--- LISTED RECORDS Enclosed Below ---
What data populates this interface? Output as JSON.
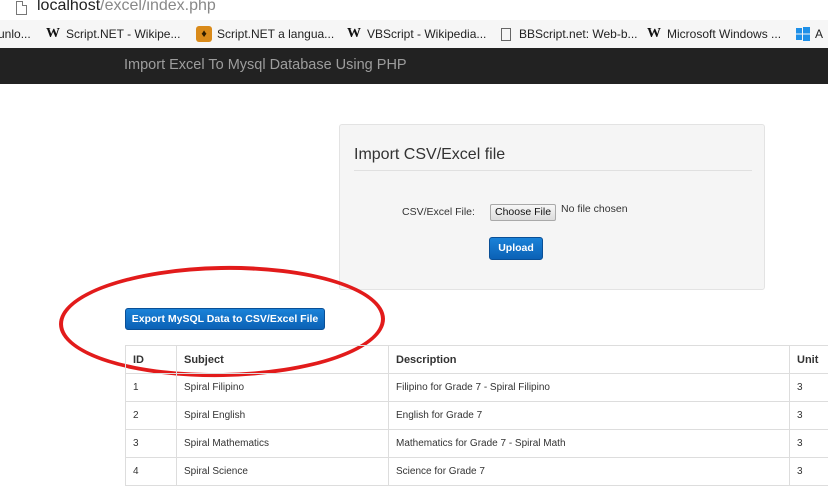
{
  "browser": {
    "url_host": "localhost",
    "url_path": "/excel/index.php",
    "bookmarks": [
      {
        "label": "unlo...",
        "icon": "none"
      },
      {
        "label": "Script.NET - Wikipe...",
        "icon": "wikipedia-icon"
      },
      {
        "label": "Script.NET a langua...",
        "icon": "gecko-icon"
      },
      {
        "label": "VBScript - Wikipedia...",
        "icon": "wikipedia-icon"
      },
      {
        "label": "BBScript.net: Web-b...",
        "icon": "page-icon"
      },
      {
        "label": "Microsoft Windows ...",
        "icon": "wikipedia-icon"
      },
      {
        "label": "A",
        "icon": "windows-icon"
      }
    ]
  },
  "navbar": {
    "brand": "Import Excel To Mysql Database Using PHP"
  },
  "import_form": {
    "legend": "Import CSV/Excel file",
    "file_label": "CSV/Excel File:",
    "choose_button": "Choose File",
    "no_file_text": "No file chosen",
    "upload_button": "Upload"
  },
  "export_button": "Export MySQL Data to CSV/Excel File",
  "annotation_color": "#e21b1b",
  "table": {
    "headers": [
      "ID",
      "Subject",
      "Description",
      "Unit"
    ],
    "rows": [
      [
        "1",
        "Spiral Filipino",
        "Filipino for Grade 7 - Spiral Filipino",
        "3"
      ],
      [
        "2",
        "Spiral English",
        "English for Grade 7",
        "3"
      ],
      [
        "3",
        "Spiral Mathematics",
        "Mathematics for Grade 7 - Spiral Math",
        "3"
      ],
      [
        "4",
        "Spiral Science",
        "Science for Grade 7",
        "3"
      ]
    ]
  }
}
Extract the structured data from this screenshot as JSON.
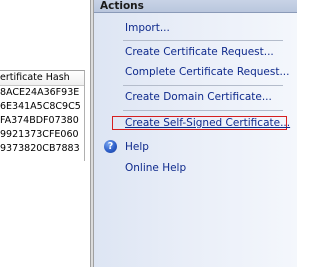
{
  "table": {
    "header": "ertificate Hash",
    "rows": [
      "8ACE24A36F93E",
      "6E341A5C8C9C5",
      "FA374BDF07380",
      "9921373CFE060",
      "9373820CB7883"
    ]
  },
  "actions": {
    "title": "Actions",
    "items": [
      {
        "label": "Import..."
      },
      {
        "label": "Create Certificate Request..."
      },
      {
        "label": "Complete Certificate Request..."
      },
      {
        "label": "Create Domain Certificate..."
      },
      {
        "label": "Create Self-Signed Certificate..."
      },
      {
        "label": "Help"
      },
      {
        "label": "Online Help"
      }
    ],
    "help_icon_glyph": "?"
  },
  "colors": {
    "link": "#0f2a8c",
    "highlight_box": "#d62020",
    "panel_bg": "#e9eef8"
  }
}
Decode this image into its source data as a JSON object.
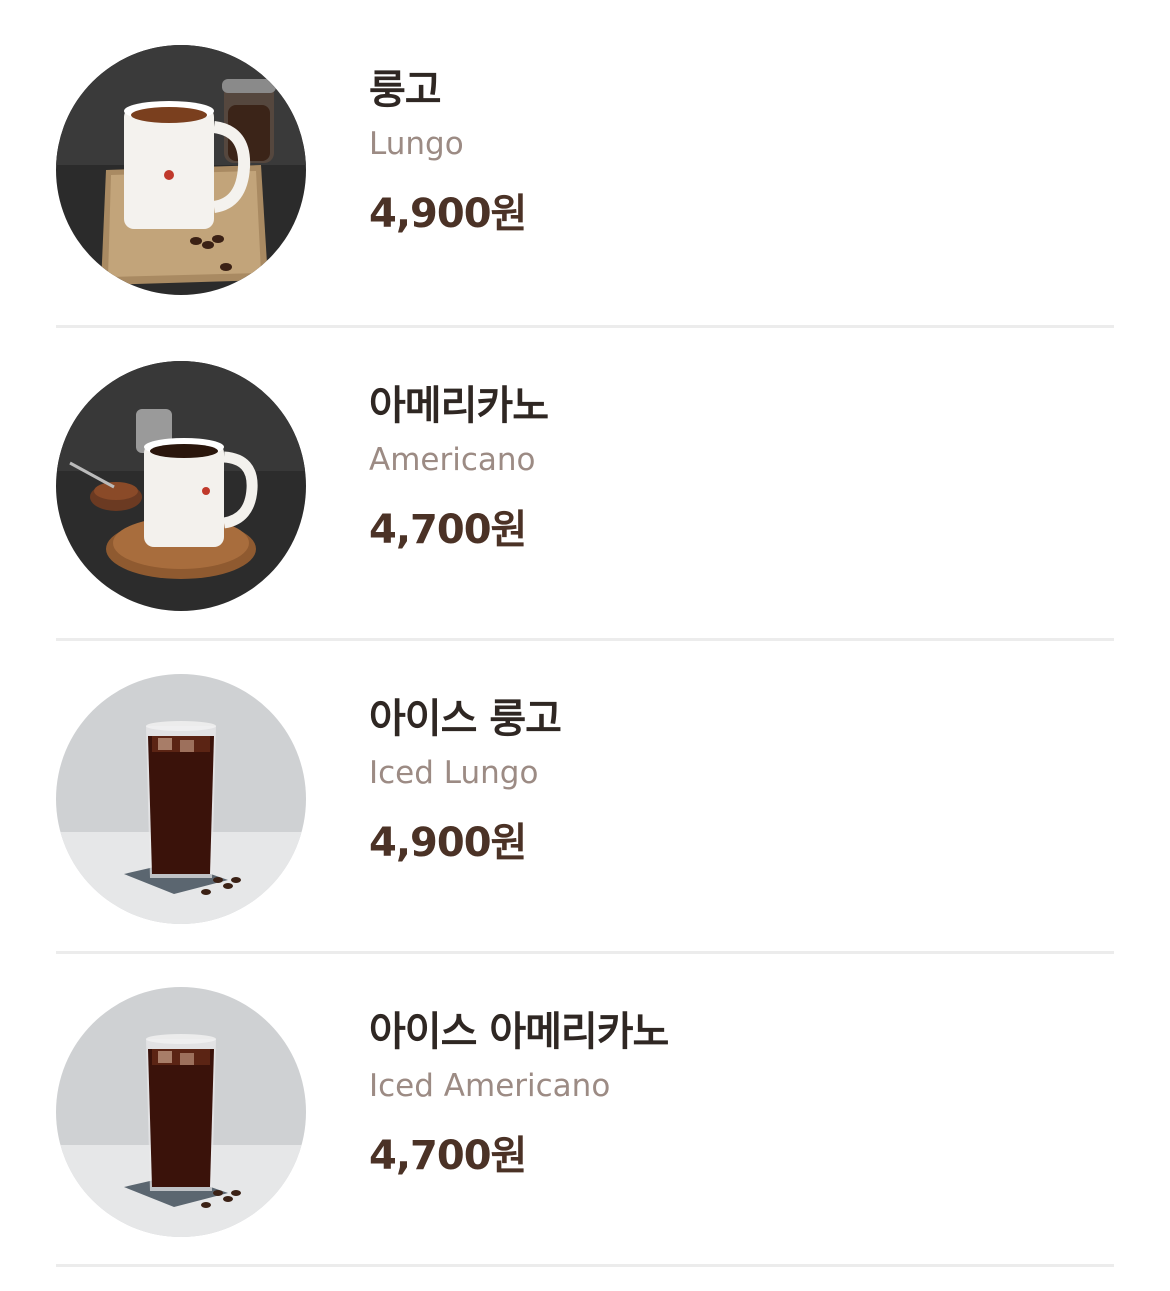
{
  "colors": {
    "name": "#2f2723",
    "english_name": "#9c8b84",
    "price": "#4b3226",
    "divider": "#ececec"
  },
  "menu": {
    "items": [
      {
        "name_ko": "룽고",
        "name_en": "Lungo",
        "price": "4,900원",
        "image": "hot-coffee-mug-photo"
      },
      {
        "name_ko": "아메리카노",
        "name_en": "Americano",
        "price": "4,700원",
        "image": "hot-coffee-mug-photo"
      },
      {
        "name_ko": "아이스 룽고",
        "name_en": "Iced Lungo",
        "price": "4,900원",
        "image": "iced-coffee-glass-photo"
      },
      {
        "name_ko": "아이스 아메리카노",
        "name_en": "Iced Americano",
        "price": "4,700원",
        "image": "iced-coffee-glass-photo"
      }
    ]
  }
}
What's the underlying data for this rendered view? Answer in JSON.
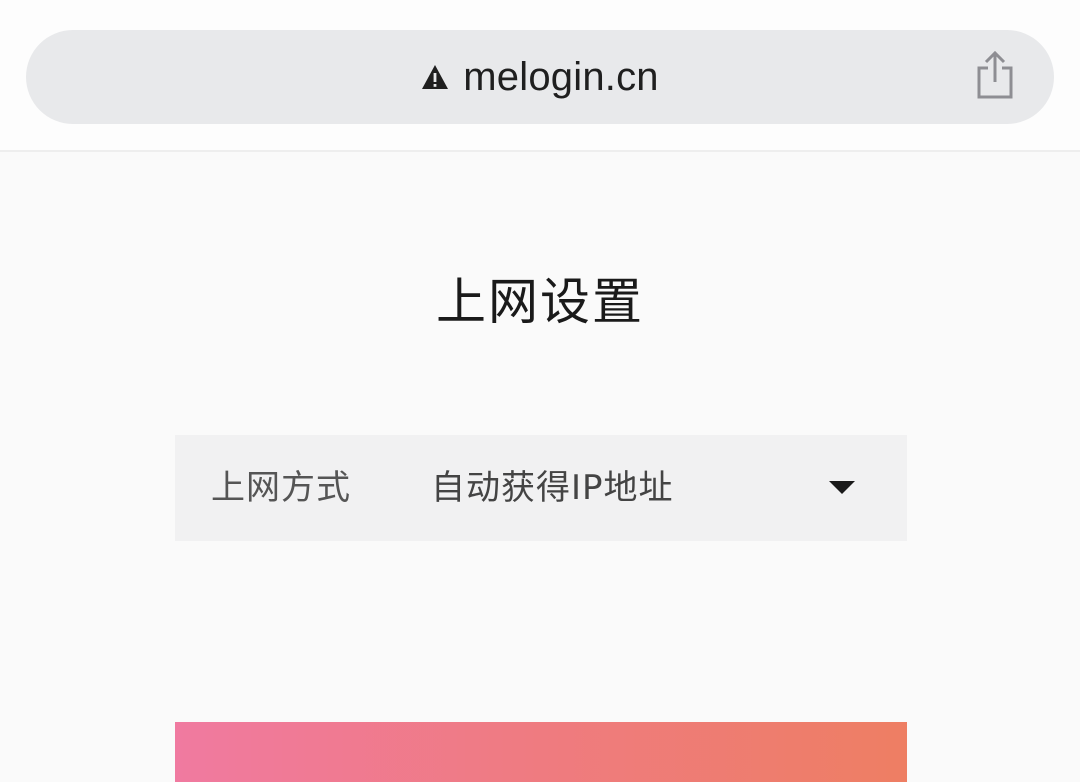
{
  "browser": {
    "url": "melogin.cn",
    "security_icon": "warning-triangle-icon",
    "share_icon": "share-icon"
  },
  "page": {
    "title": "上网设置"
  },
  "connection": {
    "label": "上网方式",
    "selected_value": "自动获得IP地址",
    "dropdown_icon": "caret-down-icon"
  },
  "colors": {
    "address_bar": "#e8e9eb",
    "row_background": "#f1f1f2",
    "button_gradient_start": "#f07aa0",
    "button_gradient_end": "#ee7e63"
  }
}
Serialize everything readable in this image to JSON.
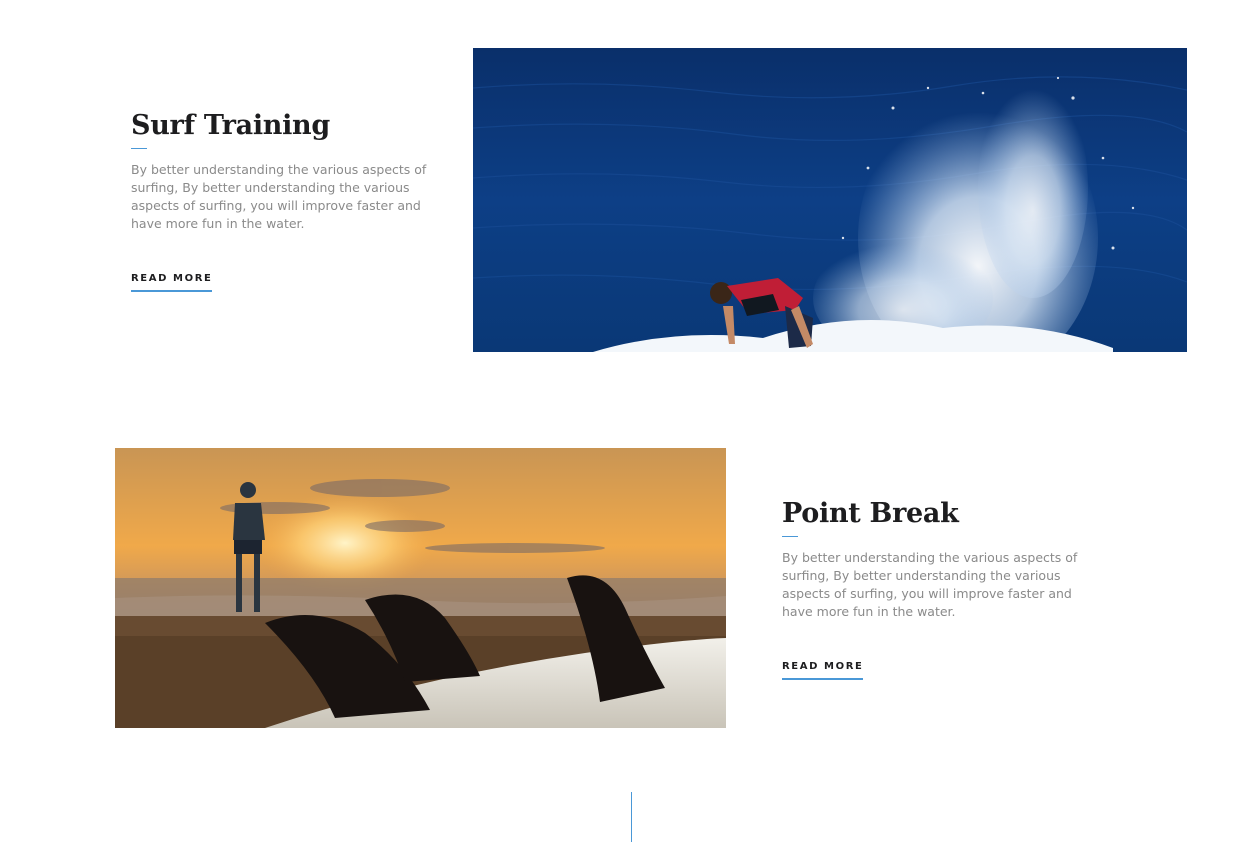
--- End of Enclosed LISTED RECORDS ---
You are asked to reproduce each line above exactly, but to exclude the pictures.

TASK ANSWER ::
What data populates this interface? Output as JSON.
{
  "browser": {
    "url_host": "localhost",
    "url_path": "/excel/index.php",
    "bookmarks": [
      {
        "label": "unlo...",
        "icon": "none"
      },
      {
        "label": "Script.NET - Wikipe...",
        "icon": "wikipedia-icon"
      },
      {
        "label": "Script.NET a langua...",
        "icon": "gecko-icon"
      },
      {
        "label": "VBScript - Wikipedia...",
        "icon": "wikipedia-icon"
      },
      {
        "label": "BBScript.net: Web-b...",
        "icon": "page-icon"
      },
      {
        "label": "Microsoft Windows ...",
        "icon": "wikipedia-icon"
      },
      {
        "label": "A",
        "icon": "windows-icon"
      }
    ]
  },
  "navbar": {
    "brand": "Import Excel To Mysql Database Using PHP"
  },
  "import_form": {
    "legend": "Import CSV/Excel file",
    "file_label": "CSV/Excel File:",
    "choose_button": "Choose File",
    "no_file_text": "No file chosen",
    "upload_button": "Upload"
  },
  "export_button": "Export MySQL Data to CSV/Excel File",
  "annotation_color": "#e21b1b",
  "table": {
    "headers": [
      "ID",
      "Subject",
      "Description",
      "Unit"
    ],
    "rows": [
      [
        "1",
        "Spiral Filipino",
        "Filipino for Grade 7 - Spiral Filipino",
        "3"
      ],
      [
        "2",
        "Spiral English",
        "English for Grade 7",
        "3"
      ],
      [
        "3",
        "Spiral Mathematics",
        "Mathematics for Grade 7 - Spiral Math",
        "3"
      ],
      [
        "4",
        "Spiral Science",
        "Science for Grade 7",
        "3"
      ]
    ]
  }
}
Extract the structured data from this screenshot as JSON.
{
  "table": {
    "header": "ertificate Hash",
    "rows": [
      "8ACE24A36F93E",
      "6E341A5C8C9C5",
      "FA374BDF07380",
      "9921373CFE060",
      "9373820CB7883"
    ]
  },
  "actions": {
    "title": "Actions",
    "items": [
      {
        "label": "Import..."
      },
      {
        "label": "Create Certificate Request..."
      },
      {
        "label": "Complete Certificate Request..."
      },
      {
        "label": "Create Domain Certificate..."
      },
      {
        "label": "Create Self-Signed Certificate..."
      },
      {
        "label": "Help"
      },
      {
        "label": "Online Help"
      }
    ],
    "help_icon_glyph": "?"
  },
  "colors": {
    "link": "#0f2a8c",
    "highlight_box": "#d62020",
    "panel_bg": "#e9eef8"
  }
}
Decode this image into its source data as a JSON object.
{
  "colors": {
    "name": "#2f2723",
    "english_name": "#9c8b84",
    "price": "#4b3226",
    "divider": "#ececec"
  },
  "menu": {
    "items": [
      {
        "name_ko": "룽고",
        "name_en": "Lungo",
        "price": "4,900원",
        "image": "hot-coffee-mug-photo"
      },
      {
        "name_ko": "아메리카노",
        "name_en": "Americano",
        "price": "4,700원",
        "image": "hot-coffee-mug-photo"
      },
      {
        "name_ko": "아이스 룽고",
        "name_en": "Iced Lungo",
        "price": "4,900원",
        "image": "iced-coffee-glass-photo"
      },
      {
        "name_ko": "아이스 아메리카노",
        "name_en": "Iced Americano",
        "price": "4,700원",
        "image": "iced-coffee-glass-photo"
      }
    ]
  }
}
What's the underlying data for this rendered view? Answer in JSON.
{
  "browser": {
    "url": "melogin.cn",
    "security_icon": "warning-triangle-icon",
    "share_icon": "share-icon"
  },
  "page": {
    "title": "上网设置"
  },
  "connection": {
    "label": "上网方式",
    "selected_value": "自动获得IP地址",
    "dropdown_icon": "caret-down-icon"
  },
  "colors": {
    "address_bar": "#e8e9eb",
    "row_background": "#f1f1f2",
    "button_gradient_start": "#f07aa0",
    "button_gradient_end": "#ee7e63"
  }
}
Serialize everything readable in this image to JSON.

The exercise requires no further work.